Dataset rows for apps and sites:
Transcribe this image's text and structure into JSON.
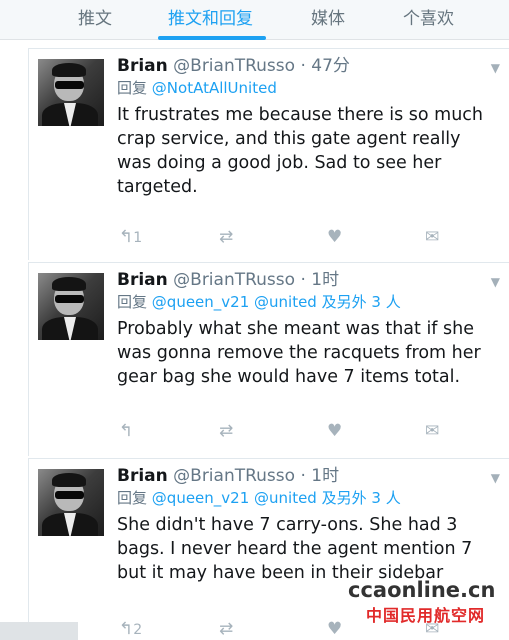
{
  "tabs": [
    {
      "label": "推文"
    },
    {
      "label": "推文和回复"
    },
    {
      "label": "媒体"
    },
    {
      "label": "个喜欢"
    }
  ],
  "tweets": [
    {
      "name": "Brian",
      "handle": "@BrianTRusso",
      "time": "· 47分",
      "reply_prefix": "回复",
      "reply_mentions": "@NotAtAllUnited",
      "reply_suffix": "",
      "text": "It frustrates me because there is so much crap service, and this gate agent really was doing a good job. Sad to see her targeted.",
      "reply_count": "1",
      "retweet_count": "",
      "like_count": ""
    },
    {
      "name": "Brian",
      "handle": "@BrianTRusso",
      "time": "· 1时",
      "reply_prefix": "回复",
      "reply_mentions": "@queen_v21 @united",
      "reply_suffix": "及另外 3 人",
      "text": "Probably what she meant was that if she was gonna remove the racquets from her gear bag she would have 7 items total.",
      "reply_count": "",
      "retweet_count": "",
      "like_count": ""
    },
    {
      "name": "Brian",
      "handle": "@BrianTRusso",
      "time": "· 1时",
      "reply_prefix": "回复",
      "reply_mentions": "@queen_v21 @united",
      "reply_suffix": "及另外 3 人",
      "text": "She didn't have 7 carry-ons. She had 3 bags. I never heard the agent mention 7 but it may have been in their sidebar",
      "reply_count": "2",
      "retweet_count": "",
      "like_count": ""
    }
  ],
  "watermark": {
    "site": "ccaonline.cn",
    "cn_text": "中国民用航空网"
  },
  "icons": {
    "reply": "reply-icon",
    "retweet": "retweet-icon",
    "like": "heart-icon",
    "dm": "envelope-icon",
    "more": "chevron-down-icon"
  },
  "colors": {
    "accent": "#1da1f2",
    "text": "#14171a",
    "muted": "#657786",
    "icon": "#a7b3bc"
  }
}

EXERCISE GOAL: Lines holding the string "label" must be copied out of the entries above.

RESPONSE:
      "label": "推文"
      "label": "推文和回复"
      "label": "媒体"
      "label": "个喜欢"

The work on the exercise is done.